───── Available data ─────
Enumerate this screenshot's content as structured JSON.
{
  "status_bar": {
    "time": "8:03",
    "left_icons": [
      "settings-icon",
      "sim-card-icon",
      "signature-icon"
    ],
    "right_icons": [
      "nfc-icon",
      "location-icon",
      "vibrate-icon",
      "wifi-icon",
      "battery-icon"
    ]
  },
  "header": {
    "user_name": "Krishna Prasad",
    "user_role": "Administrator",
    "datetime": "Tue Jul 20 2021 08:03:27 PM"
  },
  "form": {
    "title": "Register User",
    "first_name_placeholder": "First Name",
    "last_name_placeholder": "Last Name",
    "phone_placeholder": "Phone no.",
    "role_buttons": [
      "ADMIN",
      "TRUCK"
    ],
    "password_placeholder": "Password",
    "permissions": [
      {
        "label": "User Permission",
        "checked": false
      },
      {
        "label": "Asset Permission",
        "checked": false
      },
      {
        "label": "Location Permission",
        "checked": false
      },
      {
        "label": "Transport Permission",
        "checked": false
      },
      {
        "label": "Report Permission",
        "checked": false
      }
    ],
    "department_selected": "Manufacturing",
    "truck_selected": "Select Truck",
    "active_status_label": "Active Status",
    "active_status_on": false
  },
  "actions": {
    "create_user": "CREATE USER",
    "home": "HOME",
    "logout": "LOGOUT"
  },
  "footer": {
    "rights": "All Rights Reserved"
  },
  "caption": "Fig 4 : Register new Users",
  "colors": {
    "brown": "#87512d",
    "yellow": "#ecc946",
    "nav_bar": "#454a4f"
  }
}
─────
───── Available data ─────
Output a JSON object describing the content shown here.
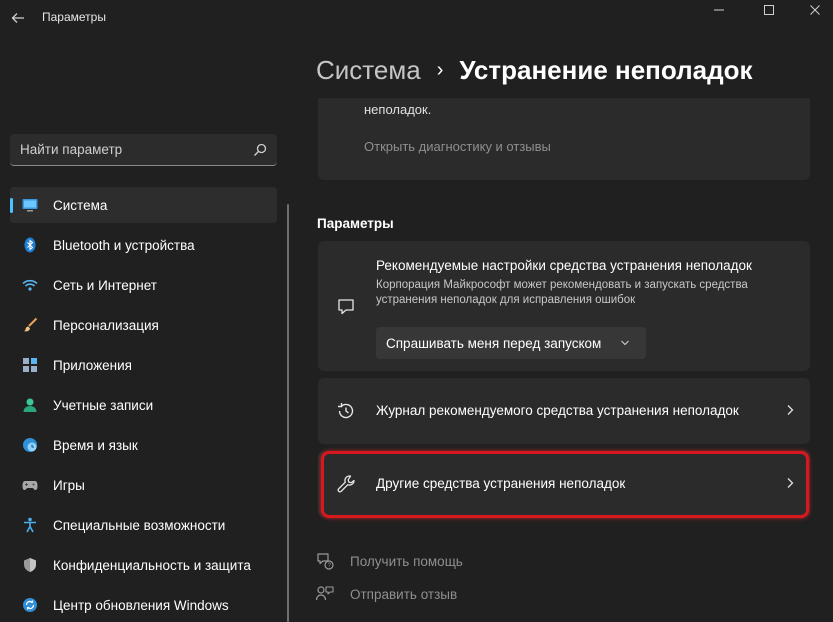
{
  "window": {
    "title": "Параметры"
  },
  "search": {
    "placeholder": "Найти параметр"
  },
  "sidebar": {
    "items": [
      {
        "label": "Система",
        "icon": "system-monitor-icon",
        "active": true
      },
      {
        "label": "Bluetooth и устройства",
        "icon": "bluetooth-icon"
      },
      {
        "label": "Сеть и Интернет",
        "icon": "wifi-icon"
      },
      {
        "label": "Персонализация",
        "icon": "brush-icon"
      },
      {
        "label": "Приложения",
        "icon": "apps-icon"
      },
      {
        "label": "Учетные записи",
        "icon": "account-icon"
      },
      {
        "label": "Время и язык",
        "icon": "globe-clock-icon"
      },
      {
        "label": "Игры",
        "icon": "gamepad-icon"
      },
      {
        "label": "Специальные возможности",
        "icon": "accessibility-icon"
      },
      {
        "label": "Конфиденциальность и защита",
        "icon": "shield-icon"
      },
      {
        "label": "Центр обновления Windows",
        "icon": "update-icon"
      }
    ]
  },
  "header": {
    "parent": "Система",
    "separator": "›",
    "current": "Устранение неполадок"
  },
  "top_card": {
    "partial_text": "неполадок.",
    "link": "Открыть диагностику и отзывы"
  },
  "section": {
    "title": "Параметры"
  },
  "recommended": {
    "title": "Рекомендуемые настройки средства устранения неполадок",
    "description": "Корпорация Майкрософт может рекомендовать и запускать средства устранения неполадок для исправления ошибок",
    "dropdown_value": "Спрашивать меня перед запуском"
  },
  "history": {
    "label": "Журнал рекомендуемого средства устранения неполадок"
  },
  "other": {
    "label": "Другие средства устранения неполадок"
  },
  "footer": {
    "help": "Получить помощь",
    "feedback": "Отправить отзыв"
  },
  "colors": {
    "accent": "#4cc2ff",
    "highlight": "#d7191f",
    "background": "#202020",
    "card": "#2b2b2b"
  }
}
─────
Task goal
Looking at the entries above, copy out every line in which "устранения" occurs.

Exercise solution
    "title": "Рекомендуемые настройки средства устранения неполадок",
    "description": "Корпорация Майкрософт может рекомендовать и запускать средства устранения неполадок для исправления ошибок",
    "label": "Журнал рекомендуемого средства устранения неполадок"
    "label": "Другие средства устранения неполадок"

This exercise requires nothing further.